- [What to work on]
Copy out the entries exactly, from the first line to the last.

====================

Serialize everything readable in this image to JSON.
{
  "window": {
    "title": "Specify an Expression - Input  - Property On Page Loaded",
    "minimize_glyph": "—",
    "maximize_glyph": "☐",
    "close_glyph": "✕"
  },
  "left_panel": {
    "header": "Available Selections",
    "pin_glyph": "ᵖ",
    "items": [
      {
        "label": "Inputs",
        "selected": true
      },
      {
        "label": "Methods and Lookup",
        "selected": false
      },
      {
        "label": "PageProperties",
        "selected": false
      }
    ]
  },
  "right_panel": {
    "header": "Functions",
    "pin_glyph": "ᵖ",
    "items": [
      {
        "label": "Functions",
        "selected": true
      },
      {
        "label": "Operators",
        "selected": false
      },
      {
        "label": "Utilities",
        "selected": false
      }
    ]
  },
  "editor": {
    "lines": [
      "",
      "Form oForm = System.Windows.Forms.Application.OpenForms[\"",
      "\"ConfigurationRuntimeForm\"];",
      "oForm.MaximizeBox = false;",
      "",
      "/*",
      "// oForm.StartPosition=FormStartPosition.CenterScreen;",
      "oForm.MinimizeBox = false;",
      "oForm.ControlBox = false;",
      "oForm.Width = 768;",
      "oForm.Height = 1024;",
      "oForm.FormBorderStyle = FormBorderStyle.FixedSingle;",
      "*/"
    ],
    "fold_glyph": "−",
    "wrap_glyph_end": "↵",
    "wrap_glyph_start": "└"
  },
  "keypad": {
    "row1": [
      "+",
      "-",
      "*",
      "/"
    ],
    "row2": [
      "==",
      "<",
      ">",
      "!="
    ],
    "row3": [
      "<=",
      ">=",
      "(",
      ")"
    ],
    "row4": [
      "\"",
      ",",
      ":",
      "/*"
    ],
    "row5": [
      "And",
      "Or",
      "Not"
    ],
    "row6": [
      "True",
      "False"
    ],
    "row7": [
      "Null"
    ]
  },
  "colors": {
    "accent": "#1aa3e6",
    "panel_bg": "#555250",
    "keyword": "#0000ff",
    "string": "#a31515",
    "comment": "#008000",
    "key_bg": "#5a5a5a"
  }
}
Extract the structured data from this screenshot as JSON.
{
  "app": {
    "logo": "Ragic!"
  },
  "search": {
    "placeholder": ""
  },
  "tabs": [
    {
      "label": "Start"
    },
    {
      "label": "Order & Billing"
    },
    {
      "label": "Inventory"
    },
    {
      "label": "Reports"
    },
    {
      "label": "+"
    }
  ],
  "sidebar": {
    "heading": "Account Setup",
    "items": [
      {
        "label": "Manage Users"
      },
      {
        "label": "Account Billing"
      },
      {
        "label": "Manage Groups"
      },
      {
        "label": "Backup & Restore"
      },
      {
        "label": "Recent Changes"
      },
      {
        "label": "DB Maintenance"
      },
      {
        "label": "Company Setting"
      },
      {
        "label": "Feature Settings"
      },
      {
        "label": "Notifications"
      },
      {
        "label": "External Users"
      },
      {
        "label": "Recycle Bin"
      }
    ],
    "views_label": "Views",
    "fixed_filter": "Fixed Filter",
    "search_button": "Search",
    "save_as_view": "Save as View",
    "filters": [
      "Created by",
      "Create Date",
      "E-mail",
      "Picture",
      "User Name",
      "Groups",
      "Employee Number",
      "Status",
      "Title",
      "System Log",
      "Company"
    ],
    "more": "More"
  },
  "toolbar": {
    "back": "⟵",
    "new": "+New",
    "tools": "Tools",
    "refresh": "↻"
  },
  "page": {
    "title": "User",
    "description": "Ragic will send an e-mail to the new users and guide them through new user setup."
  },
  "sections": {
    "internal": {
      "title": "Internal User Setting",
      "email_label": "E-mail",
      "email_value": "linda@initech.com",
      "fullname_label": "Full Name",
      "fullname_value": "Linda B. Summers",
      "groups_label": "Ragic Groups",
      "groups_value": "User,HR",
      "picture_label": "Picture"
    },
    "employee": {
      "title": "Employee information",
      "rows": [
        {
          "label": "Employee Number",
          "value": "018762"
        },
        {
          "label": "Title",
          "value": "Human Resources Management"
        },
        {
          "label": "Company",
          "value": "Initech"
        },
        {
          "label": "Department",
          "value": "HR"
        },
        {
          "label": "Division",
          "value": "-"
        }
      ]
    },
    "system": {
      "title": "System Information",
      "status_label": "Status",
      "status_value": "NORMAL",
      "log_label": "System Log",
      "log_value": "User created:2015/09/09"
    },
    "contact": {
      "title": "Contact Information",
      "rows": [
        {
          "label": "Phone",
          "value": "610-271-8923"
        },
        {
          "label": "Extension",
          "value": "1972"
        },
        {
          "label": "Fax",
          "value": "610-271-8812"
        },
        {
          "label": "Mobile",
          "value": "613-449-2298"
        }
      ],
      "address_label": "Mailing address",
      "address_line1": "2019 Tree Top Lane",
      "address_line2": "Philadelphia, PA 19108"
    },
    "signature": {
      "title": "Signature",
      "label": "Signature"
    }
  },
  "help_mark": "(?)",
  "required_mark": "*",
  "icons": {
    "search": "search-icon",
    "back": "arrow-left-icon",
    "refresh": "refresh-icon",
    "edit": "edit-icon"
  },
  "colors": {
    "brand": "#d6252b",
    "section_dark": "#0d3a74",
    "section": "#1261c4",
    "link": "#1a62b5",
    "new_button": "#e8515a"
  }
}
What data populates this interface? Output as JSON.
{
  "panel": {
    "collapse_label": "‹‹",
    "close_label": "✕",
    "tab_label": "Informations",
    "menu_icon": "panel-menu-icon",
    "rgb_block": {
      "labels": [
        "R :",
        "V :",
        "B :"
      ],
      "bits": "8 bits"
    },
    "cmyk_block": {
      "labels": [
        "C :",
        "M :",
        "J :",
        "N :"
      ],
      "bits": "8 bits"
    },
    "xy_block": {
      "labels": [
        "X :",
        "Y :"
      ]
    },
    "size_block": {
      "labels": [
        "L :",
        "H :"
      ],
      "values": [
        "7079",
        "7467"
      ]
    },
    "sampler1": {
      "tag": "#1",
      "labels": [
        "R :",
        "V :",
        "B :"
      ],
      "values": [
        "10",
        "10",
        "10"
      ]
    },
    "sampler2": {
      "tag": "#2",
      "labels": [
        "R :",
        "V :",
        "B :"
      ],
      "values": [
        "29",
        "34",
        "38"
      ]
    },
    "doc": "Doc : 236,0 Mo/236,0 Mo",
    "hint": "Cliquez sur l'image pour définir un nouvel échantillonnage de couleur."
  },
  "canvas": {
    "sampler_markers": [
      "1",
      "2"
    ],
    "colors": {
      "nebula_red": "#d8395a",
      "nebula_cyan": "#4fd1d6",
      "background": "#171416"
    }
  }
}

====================

- [Problem solution]
Serialize everything readable in this image to JSON.
{
  "window": {
    "title": "Specify an Expression - Input  - Property On Page Loaded",
    "minimize_glyph": "—",
    "maximize_glyph": "☐",
    "close_glyph": "✕"
  },
  "left_panel": {
    "header": "Available Selections",
    "pin_glyph": "ᵖ",
    "items": [
      {
        "label": "Inputs",
        "selected": true
      },
      {
        "label": "Methods and Lookup",
        "selected": false
      },
      {
        "label": "PageProperties",
        "selected": false
      }
    ]
  },
  "right_panel": {
    "header": "Functions",
    "pin_glyph": "ᵖ",
    "items": [
      {
        "label": "Functions",
        "selected": true
      },
      {
        "label": "Operators",
        "selected": false
      },
      {
        "label": "Utilities",
        "selected": false
      }
    ]
  },
  "editor": {
    "lines": [
      "",
      "Form oForm = System.Windows.Forms.Application.OpenForms[\"",
      "\"ConfigurationRuntimeForm\"];",
      "oForm.MaximizeBox = false;",
      "",
      "/*",
      "// oForm.StartPosition=FormStartPosition.CenterScreen;",
      "oForm.MinimizeBox = false;",
      "oForm.ControlBox = false;",
      "oForm.Width = 768;",
      "oForm.Height = 1024;",
      "oForm.FormBorderStyle = FormBorderStyle.FixedSingle;",
      "*/"
    ],
    "fold_glyph": "−",
    "wrap_glyph_end": "↵",
    "wrap_glyph_start": "└"
  },
  "keypad": {
    "row1": [
      "+",
      "-",
      "*",
      "/"
    ],
    "row2": [
      "==",
      "<",
      ">",
      "!="
    ],
    "row3": [
      "<=",
      ">=",
      "(",
      ")"
    ],
    "row4": [
      "\"",
      ",",
      ":",
      "/*"
    ],
    "row5": [
      "And",
      "Or",
      "Not"
    ],
    "row6": [
      "True",
      "False"
    ],
    "row7": [
      "Null"
    ]
  },
  "colors": {
    "accent": "#1aa3e6",
    "panel_bg": "#555250",
    "keyword": "#0000ff",
    "string": "#a31515",
    "comment": "#008000",
    "key_bg": "#5a5a5a"
  }
}
Extract the structured data from this screenshot as JSON.
{
  "app": {
    "logo": "Ragic!"
  },
  "search": {
    "placeholder": ""
  },
  "tabs": [
    {
      "label": "Start"
    },
    {
      "label": "Order & Billing"
    },
    {
      "label": "Inventory"
    },
    {
      "label": "Reports"
    },
    {
      "label": "+"
    }
  ],
  "sidebar": {
    "heading": "Account Setup",
    "items": [
      {
        "label": "Manage Users"
      },
      {
        "label": "Account Billing"
      },
      {
        "label": "Manage Groups"
      },
      {
        "label": "Backup & Restore"
      },
      {
        "label": "Recent Changes"
      },
      {
        "label": "DB Maintenance"
      },
      {
        "label": "Company Setting"
      },
      {
        "label": "Feature Settings"
      },
      {
        "label": "Notifications"
      },
      {
        "label": "External Users"
      },
      {
        "label": "Recycle Bin"
      }
    ],
    "views_label": "Views",
    "fixed_filter": "Fixed Filter",
    "search_button": "Search",
    "save_as_view": "Save as View",
    "filters": [
      "Created by",
      "Create Date",
      "E-mail",
      "Picture",
      "User Name",
      "Groups",
      "Employee Number",
      "Status",
      "Title",
      "System Log",
      "Company"
    ],
    "more": "More"
  },
  "toolbar": {
    "back": "⟵",
    "new": "+New",
    "tools": "Tools",
    "refresh": "↻"
  },
  "page": {
    "title": "User",
    "description": "Ragic will send an e-mail to the new users and guide them through new user setup."
  },
  "sections": {
    "internal": {
      "title": "Internal User Setting",
      "email_label": "E-mail",
      "email_value": "linda@initech.com",
      "fullname_label": "Full Name",
      "fullname_value": "Linda B. Summers",
      "groups_label": "Ragic Groups",
      "groups_value": "User,HR",
      "picture_label": "Picture"
    },
    "employee": {
      "title": "Employee information",
      "rows": [
        {
          "label": "Employee Number",
          "value": "018762"
        },
        {
          "label": "Title",
          "value": "Human Resources Management"
        },
        {
          "label": "Company",
          "value": "Initech"
        },
        {
          "label": "Department",
          "value": "HR"
        },
        {
          "label": "Division",
          "value": "-"
        }
      ]
    },
    "system": {
      "title": "System Information",
      "status_label": "Status",
      "status_value": "NORMAL",
      "log_label": "System Log",
      "log_value": "User created:2015/09/09"
    },
    "contact": {
      "title": "Contact Information",
      "rows": [
        {
          "label": "Phone",
          "value": "610-271-8923"
        },
        {
          "label": "Extension",
          "value": "1972"
        },
        {
          "label": "Fax",
          "value": "610-271-8812"
        },
        {
          "label": "Mobile",
          "value": "613-449-2298"
        }
      ],
      "address_label": "Mailing address",
      "address_line1": "2019 Tree Top Lane",
      "address_line2": "Philadelphia, PA 19108"
    },
    "signature": {
      "title": "Signature",
      "label": "Signature"
    }
  },
  "help_mark": "(?)",
  "required_mark": "*",
  "icons": {
    "search": "search-icon",
    "back": "arrow-left-icon",
    "refresh": "refresh-icon",
    "edit": "edit-icon"
  },
  "colors": {
    "brand": "#d6252b",
    "section_dark": "#0d3a74",
    "section": "#1261c4",
    "link": "#1a62b5",
    "new_button": "#e8515a"
  }
}
What data populates this interface? Output as JSON.
{
  "panel": {
    "collapse_label": "‹‹",
    "close_label": "✕",
    "tab_label": "Informations",
    "menu_icon": "panel-menu-icon",
    "rgb_block": {
      "labels": [
        "R :",
        "V :",
        "B :"
      ],
      "bits": "8 bits"
    },
    "cmyk_block": {
      "labels": [
        "C :",
        "M :",
        "J :",
        "N :"
      ],
      "bits": "8 bits"
    },
    "xy_block": {
      "labels": [
        "X :",
        "Y :"
      ]
    },
    "size_block": {
      "labels": [
        "L :",
        "H :"
      ],
      "values": [
        "7079",
        "7467"
      ]
    },
    "sampler1": {
      "tag": "#1",
      "labels": [
        "R :",
        "V :",
        "B :"
      ],
      "values": [
        "10",
        "10",
        "10"
      ]
    },
    "sampler2": {
      "tag": "#2",
      "labels": [
        "R :",
        "V :",
        "B :"
      ],
      "values": [
        "29",
        "34",
        "38"
      ]
    },
    "doc": "Doc : 236,0 Mo/236,0 Mo",
    "hint": "Cliquez sur l'image pour définir un nouvel échantillonnage de couleur."
  },
  "canvas": {
    "sampler_markers": [
      "1",
      "2"
    ],
    "colors": {
      "nebula_red": "#d8395a",
      "nebula_cyan": "#4fd1d6",
      "background": "#171416"
    }
  }
}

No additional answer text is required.